Recorded information Start Marker

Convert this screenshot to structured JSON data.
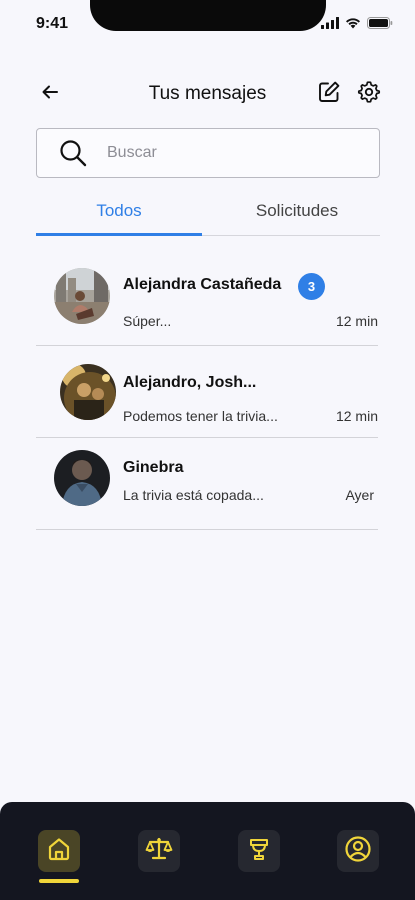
{
  "status_bar": {
    "time": "9:41"
  },
  "header": {
    "title": "Tus mensajes"
  },
  "search": {
    "placeholder": "Buscar",
    "value": ""
  },
  "tabs": [
    {
      "label": "Todos",
      "active": true
    },
    {
      "label": "Solicitudes",
      "active": false
    }
  ],
  "conversations": [
    {
      "name": "Alejandra Castañeda",
      "preview": "Súper...",
      "time": "12 min",
      "unread": "3"
    },
    {
      "name": "Alejandro, Josh...",
      "preview": "Podemos tener la trivia...",
      "time": "12 min"
    },
    {
      "name": "Ginebra",
      "preview": "La trivia está copada...",
      "time": "Ayer"
    }
  ],
  "bottom_nav": {
    "items": [
      {
        "icon": "home-icon",
        "active": true
      },
      {
        "icon": "scales-icon",
        "active": false
      },
      {
        "icon": "trophy-icon",
        "active": false
      },
      {
        "icon": "user-circle-icon",
        "active": false
      }
    ]
  },
  "colors": {
    "accent": "#2f7fe6",
    "nav_background": "#141620",
    "nav_active": "#f0d53a",
    "background": "#f7f7fc"
  }
}
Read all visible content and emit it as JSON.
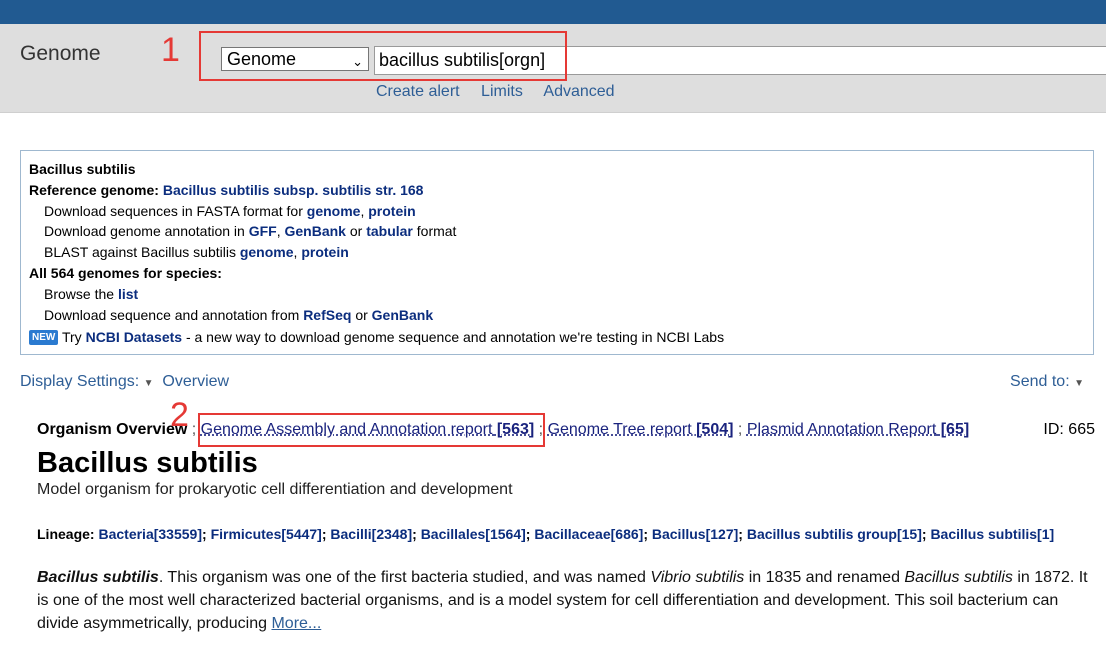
{
  "header": {
    "db_title": "Genome",
    "db_select": "Genome",
    "search_value": "bacillus subtilis[orgn]",
    "links": [
      "Create alert",
      "Limits",
      "Advanced"
    ]
  },
  "annotations": {
    "label1": "1",
    "label2": "2",
    "color": "#e53935"
  },
  "infobox": {
    "species": "Bacillus subtilis",
    "ref_label": "Reference genome:",
    "ref_link": "Bacillus subtilis subsp. subtilis str. 168",
    "fasta_prefix": "Download sequences in FASTA format for",
    "fasta_genome": "genome",
    "fasta_protein": "protein",
    "annot_prefix": "Download genome annotation in",
    "annot_gff": "GFF",
    "annot_genbank": "GenBank",
    "annot_or": "or",
    "annot_tabular": "tabular",
    "annot_suffix": "format",
    "blast_prefix": "BLAST against Bacillus subtilis",
    "blast_genome": "genome",
    "blast_protein": "protein",
    "all_label": "All 564 genomes for species:",
    "browse_prefix": "Browse the",
    "browse_list": "list",
    "dl_prefix": "Download sequence and annotation from",
    "dl_refseq": "RefSeq",
    "dl_or": "or",
    "dl_genbank": "GenBank",
    "new_badge": "NEW",
    "try_prefix": "Try",
    "datasets_link": "NCBI Datasets",
    "datasets_suffix": "- a new way to download genome sequence and annotation we're testing in NCBI Labs"
  },
  "display": {
    "settings": "Display Settings:",
    "overview": "Overview",
    "send_to": "Send to:"
  },
  "overview": {
    "label": "Organism Overview",
    "sep": ";",
    "assembly_text": "Genome Assembly and Annotation report",
    "assembly_count": "[563]",
    "tree_text": "Genome Tree report",
    "tree_count": "[504]",
    "plasmid_text": "Plasmid Annotation Report",
    "plasmid_count": "[65]",
    "id": "ID: 665"
  },
  "organism": {
    "title": "Bacillus subtilis",
    "subtitle": "Model organism for prokaryotic cell differentiation and development"
  },
  "lineage": {
    "label": "Lineage:",
    "items": [
      {
        "name": "Bacteria",
        "count": "[33559]"
      },
      {
        "name": "Firmicutes",
        "count": "[5447]"
      },
      {
        "name": "Bacilli",
        "count": "[2348]"
      },
      {
        "name": "Bacillales",
        "count": "[1564]"
      },
      {
        "name": "Bacillaceae",
        "count": "[686]"
      },
      {
        "name": "Bacillus",
        "count": "[127]"
      },
      {
        "name": "Bacillus subtilis group",
        "count": "[15]"
      },
      {
        "name": "Bacillus subtilis",
        "count": "[1]"
      }
    ]
  },
  "description": {
    "name_italic": "Bacillus subtilis",
    "part1": ". This organism was one of the first bacteria studied, and was named ",
    "vibrio": "Vibrio subtilis",
    "part2": " in 1835 and renamed ",
    "renamed": "Bacillus subtilis",
    "part3": " in 1872. It is one of the most well characterized bacterial organisms, and is a model system for cell differentiation and development. This soil bacterium can divide asymmetrically, producing ",
    "more": "More..."
  }
}
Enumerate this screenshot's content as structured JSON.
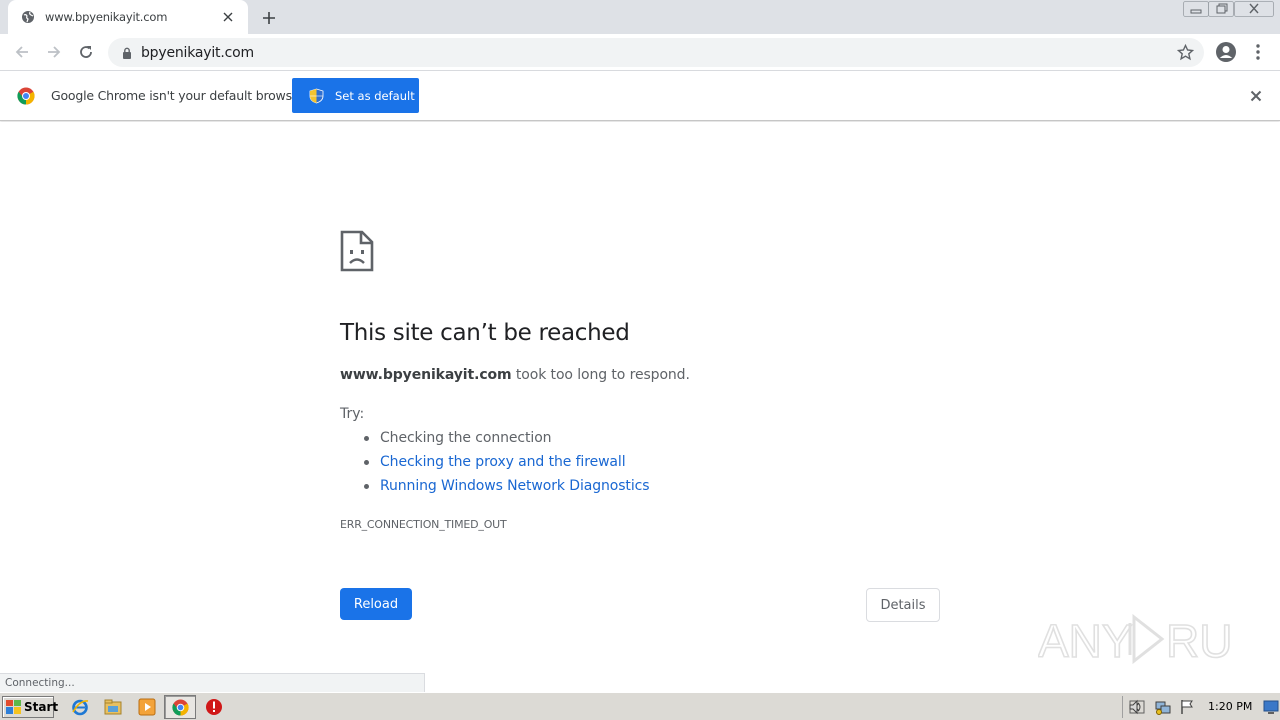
{
  "browser": {
    "tab_title": "www.bpyenikayit.com",
    "url": "bpyenikayit.com"
  },
  "infobar": {
    "message": "Google Chrome isn't your default browser",
    "button_label": "Set as default"
  },
  "error": {
    "title": "This site can’t be reached",
    "host": "www.bpyenikayit.com",
    "description": " took too long to respond.",
    "try_label": "Try:",
    "suggestions": [
      "Checking the connection",
      "Checking the proxy and the firewall",
      "Running Windows Network Diagnostics"
    ],
    "code": "ERR_CONNECTION_TIMED_OUT",
    "reload_label": "Reload",
    "details_label": "Details"
  },
  "status": {
    "text": "Connecting..."
  },
  "taskbar": {
    "start_label": "Start",
    "clock": "1:20 PM"
  },
  "colors": {
    "accent": "#1a73e8",
    "link": "#1967d2"
  }
}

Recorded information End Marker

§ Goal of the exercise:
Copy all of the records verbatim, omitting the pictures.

§ Your response:
Convert this screenshot to structured JSON data.
{
  "status_bar": {
    "time": "9:41"
  },
  "header": {
    "title": "Tus mensajes"
  },
  "search": {
    "placeholder": "Buscar",
    "value": ""
  },
  "tabs": [
    {
      "label": "Todos",
      "active": true
    },
    {
      "label": "Solicitudes",
      "active": false
    }
  ],
  "conversations": [
    {
      "name": "Alejandra Castañeda",
      "preview": "Súper...",
      "time": "12 min",
      "unread": "3"
    },
    {
      "name": "Alejandro, Josh...",
      "preview": "Podemos tener la trivia...",
      "time": "12 min"
    },
    {
      "name": "Ginebra",
      "preview": "La trivia está copada...",
      "time": "Ayer"
    }
  ],
  "bottom_nav": {
    "items": [
      {
        "icon": "home-icon",
        "active": true
      },
      {
        "icon": "scales-icon",
        "active": false
      },
      {
        "icon": "trophy-icon",
        "active": false
      },
      {
        "icon": "user-circle-icon",
        "active": false
      }
    ]
  },
  "colors": {
    "accent": "#2f7fe6",
    "nav_background": "#141620",
    "nav_active": "#f0d53a",
    "background": "#f7f7fc"
  }
}
Read all visible content and emit it as JSON.
{
  "header": {
    "db_title": "Genome",
    "db_select": "Genome",
    "search_value": "bacillus subtilis[orgn]",
    "links": [
      "Create alert",
      "Limits",
      "Advanced"
    ]
  },
  "annotations": {
    "label1": "1",
    "label2": "2",
    "color": "#e53935"
  },
  "infobox": {
    "species": "Bacillus subtilis",
    "ref_label": "Reference genome:",
    "ref_link": "Bacillus subtilis subsp. subtilis str. 168",
    "fasta_prefix": "Download sequences in FASTA format for",
    "fasta_genome": "genome",
    "fasta_protein": "protein",
    "annot_prefix": "Download genome annotation in",
    "annot_gff": "GFF",
    "annot_genbank": "GenBank",
    "annot_or": "or",
    "annot_tabular": "tabular",
    "annot_suffix": "format",
    "blast_prefix": "BLAST against Bacillus subtilis",
    "blast_genome": "genome",
    "blast_protein": "protein",
    "all_label": "All 564 genomes for species:",
    "browse_prefix": "Browse the",
    "browse_list": "list",
    "dl_prefix": "Download sequence and annotation from",
    "dl_refseq": "RefSeq",
    "dl_or": "or",
    "dl_genbank": "GenBank",
    "new_badge": "NEW",
    "try_prefix": "Try",
    "datasets_link": "NCBI Datasets",
    "datasets_suffix": "- a new way to download genome sequence and annotation we're testing in NCBI Labs"
  },
  "display": {
    "settings": "Display Settings:",
    "overview": "Overview",
    "send_to": "Send to:"
  },
  "overview": {
    "label": "Organism Overview",
    "sep": ";",
    "assembly_text": "Genome Assembly and Annotation report",
    "assembly_count": "[563]",
    "tree_text": "Genome Tree report",
    "tree_count": "[504]",
    "plasmid_text": "Plasmid Annotation Report",
    "plasmid_count": "[65]",
    "id": "ID: 665"
  },
  "organism": {
    "title": "Bacillus subtilis",
    "subtitle": "Model organism for prokaryotic cell differentiation and development"
  },
  "lineage": {
    "label": "Lineage:",
    "items": [
      {
        "name": "Bacteria",
        "count": "[33559]"
      },
      {
        "name": "Firmicutes",
        "count": "[5447]"
      },
      {
        "name": "Bacilli",
        "count": "[2348]"
      },
      {
        "name": "Bacillales",
        "count": "[1564]"
      },
      {
        "name": "Bacillaceae",
        "count": "[686]"
      },
      {
        "name": "Bacillus",
        "count": "[127]"
      },
      {
        "name": "Bacillus subtilis group",
        "count": "[15]"
      },
      {
        "name": "Bacillus subtilis",
        "count": "[1]"
      }
    ]
  },
  "description": {
    "name_italic": "Bacillus subtilis",
    "part1": ". This organism was one of the first bacteria studied, and was named ",
    "vibrio": "Vibrio subtilis",
    "part2": " in 1835 and renamed ",
    "renamed": "Bacillus subtilis",
    "part3": " in 1872. It is one of the most well characterized bacterial organisms, and is a model system for cell differentiation and development. This soil bacterium can divide asymmetrically, producing ",
    "more": "More..."
  }
}
Enumerate this screenshot's content as structured JSON.
{
  "browser": {
    "tab_title": "www.bpyenikayit.com",
    "url": "bpyenikayit.com"
  },
  "infobar": {
    "message": "Google Chrome isn't your default browser",
    "button_label": "Set as default"
  },
  "error": {
    "title": "This site can’t be reached",
    "host": "www.bpyenikayit.com",
    "description": " took too long to respond.",
    "try_label": "Try:",
    "suggestions": [
      "Checking the connection",
      "Checking the proxy and the firewall",
      "Running Windows Network Diagnostics"
    ],
    "code": "ERR_CONNECTION_TIMED_OUT",
    "reload_label": "Reload",
    "details_label": "Details"
  },
  "status": {
    "text": "Connecting..."
  },
  "taskbar": {
    "start_label": "Start",
    "clock": "1:20 PM"
  },
  "colors": {
    "accent": "#1a73e8",
    "link": "#1967d2"
  }
}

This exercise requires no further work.